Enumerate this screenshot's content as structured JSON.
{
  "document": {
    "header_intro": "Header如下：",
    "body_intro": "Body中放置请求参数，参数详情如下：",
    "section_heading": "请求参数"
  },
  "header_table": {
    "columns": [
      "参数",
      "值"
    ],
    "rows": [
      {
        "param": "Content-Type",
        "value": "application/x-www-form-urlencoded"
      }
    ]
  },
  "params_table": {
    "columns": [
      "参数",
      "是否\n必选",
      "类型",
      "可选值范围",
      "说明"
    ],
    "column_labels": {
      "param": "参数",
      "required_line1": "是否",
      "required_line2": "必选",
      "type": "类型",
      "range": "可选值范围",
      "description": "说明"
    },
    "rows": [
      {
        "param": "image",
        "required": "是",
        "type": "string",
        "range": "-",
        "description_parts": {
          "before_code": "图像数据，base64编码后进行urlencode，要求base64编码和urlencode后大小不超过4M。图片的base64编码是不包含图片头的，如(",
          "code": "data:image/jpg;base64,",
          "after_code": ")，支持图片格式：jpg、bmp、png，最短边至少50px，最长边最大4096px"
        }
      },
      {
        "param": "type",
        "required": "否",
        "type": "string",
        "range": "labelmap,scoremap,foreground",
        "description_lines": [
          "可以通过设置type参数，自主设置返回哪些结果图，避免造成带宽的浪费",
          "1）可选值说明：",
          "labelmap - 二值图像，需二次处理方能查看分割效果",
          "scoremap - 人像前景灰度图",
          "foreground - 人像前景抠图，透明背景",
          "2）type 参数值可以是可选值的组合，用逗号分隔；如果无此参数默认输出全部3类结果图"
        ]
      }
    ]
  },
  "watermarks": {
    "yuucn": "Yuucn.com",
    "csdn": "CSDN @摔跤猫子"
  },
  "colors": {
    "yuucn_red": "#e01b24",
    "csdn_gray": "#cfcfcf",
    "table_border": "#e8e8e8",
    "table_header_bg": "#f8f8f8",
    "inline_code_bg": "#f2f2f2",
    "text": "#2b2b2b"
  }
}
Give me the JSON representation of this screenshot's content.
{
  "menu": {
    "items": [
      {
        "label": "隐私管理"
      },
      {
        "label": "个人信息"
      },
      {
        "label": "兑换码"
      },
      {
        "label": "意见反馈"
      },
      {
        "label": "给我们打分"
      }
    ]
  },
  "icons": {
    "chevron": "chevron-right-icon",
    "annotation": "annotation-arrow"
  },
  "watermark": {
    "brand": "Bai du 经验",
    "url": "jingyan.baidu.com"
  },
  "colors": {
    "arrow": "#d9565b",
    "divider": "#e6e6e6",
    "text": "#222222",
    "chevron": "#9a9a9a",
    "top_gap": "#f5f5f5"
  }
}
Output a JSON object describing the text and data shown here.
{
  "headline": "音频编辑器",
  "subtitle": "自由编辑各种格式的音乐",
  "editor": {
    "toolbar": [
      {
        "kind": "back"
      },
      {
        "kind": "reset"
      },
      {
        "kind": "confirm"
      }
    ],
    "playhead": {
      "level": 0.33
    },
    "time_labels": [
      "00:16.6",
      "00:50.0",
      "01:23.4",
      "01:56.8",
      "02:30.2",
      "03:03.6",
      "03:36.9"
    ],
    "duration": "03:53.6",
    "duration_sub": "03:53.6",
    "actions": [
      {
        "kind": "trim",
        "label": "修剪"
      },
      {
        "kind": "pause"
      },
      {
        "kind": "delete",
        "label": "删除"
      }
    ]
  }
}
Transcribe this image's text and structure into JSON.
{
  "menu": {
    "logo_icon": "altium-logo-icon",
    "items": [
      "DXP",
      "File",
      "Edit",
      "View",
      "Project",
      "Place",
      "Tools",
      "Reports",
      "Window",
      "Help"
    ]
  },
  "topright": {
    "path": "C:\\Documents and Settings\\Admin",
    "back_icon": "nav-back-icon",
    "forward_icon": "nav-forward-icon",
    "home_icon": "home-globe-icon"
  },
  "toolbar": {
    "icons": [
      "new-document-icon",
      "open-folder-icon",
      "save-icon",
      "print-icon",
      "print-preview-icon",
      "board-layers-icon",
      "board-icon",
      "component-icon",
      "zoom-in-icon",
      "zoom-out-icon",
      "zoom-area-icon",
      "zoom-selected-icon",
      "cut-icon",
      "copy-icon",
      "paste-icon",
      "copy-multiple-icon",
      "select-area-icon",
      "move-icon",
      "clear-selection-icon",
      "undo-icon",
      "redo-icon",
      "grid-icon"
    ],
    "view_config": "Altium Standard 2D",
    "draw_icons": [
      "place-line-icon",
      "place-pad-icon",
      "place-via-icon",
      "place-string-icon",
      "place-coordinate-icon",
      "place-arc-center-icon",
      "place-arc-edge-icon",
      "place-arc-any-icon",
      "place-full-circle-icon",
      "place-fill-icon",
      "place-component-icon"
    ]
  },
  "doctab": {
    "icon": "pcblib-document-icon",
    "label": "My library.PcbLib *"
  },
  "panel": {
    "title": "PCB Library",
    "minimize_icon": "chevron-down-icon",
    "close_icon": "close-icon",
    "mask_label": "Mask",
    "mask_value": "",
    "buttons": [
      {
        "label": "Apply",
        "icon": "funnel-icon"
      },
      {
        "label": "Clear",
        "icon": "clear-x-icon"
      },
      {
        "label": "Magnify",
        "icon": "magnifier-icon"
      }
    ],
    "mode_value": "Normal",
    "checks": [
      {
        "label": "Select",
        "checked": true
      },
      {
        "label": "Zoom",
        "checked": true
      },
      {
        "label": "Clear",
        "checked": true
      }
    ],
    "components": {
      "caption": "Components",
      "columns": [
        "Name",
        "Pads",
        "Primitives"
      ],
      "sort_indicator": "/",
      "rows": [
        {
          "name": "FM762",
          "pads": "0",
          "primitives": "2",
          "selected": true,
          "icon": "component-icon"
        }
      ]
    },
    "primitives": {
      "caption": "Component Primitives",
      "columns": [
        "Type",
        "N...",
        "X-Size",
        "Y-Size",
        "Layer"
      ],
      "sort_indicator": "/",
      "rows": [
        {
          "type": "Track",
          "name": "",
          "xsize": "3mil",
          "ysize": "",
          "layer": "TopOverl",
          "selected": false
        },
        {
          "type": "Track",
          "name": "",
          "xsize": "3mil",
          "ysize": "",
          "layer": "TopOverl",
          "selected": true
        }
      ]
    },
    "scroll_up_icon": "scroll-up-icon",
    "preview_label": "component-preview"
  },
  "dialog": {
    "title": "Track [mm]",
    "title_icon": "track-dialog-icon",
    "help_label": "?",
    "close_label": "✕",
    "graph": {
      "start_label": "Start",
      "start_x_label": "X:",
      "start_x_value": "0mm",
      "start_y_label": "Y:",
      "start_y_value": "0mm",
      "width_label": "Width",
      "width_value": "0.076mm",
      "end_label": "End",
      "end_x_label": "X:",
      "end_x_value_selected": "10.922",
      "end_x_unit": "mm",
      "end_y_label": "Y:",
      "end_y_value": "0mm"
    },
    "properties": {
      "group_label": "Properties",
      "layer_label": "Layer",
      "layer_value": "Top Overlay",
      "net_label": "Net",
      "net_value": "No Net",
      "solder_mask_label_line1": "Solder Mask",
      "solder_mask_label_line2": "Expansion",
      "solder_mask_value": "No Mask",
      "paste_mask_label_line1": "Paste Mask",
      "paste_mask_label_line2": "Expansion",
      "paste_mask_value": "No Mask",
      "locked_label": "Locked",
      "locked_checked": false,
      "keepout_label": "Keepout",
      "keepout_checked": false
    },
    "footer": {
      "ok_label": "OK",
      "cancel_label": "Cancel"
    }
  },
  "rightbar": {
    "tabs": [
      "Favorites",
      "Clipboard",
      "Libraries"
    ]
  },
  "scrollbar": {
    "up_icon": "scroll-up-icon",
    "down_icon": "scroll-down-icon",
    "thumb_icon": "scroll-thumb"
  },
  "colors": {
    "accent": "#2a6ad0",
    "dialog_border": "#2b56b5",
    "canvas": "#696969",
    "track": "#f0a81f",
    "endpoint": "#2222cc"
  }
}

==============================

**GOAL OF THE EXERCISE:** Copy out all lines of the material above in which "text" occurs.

**ANSWER TO THIS EXERCISE:**
    "text": "#2b2b2b"
    "text": "#222222",
Output a JSON object describing the text and data shown here.
Transcribe this image's text and structure into JSON.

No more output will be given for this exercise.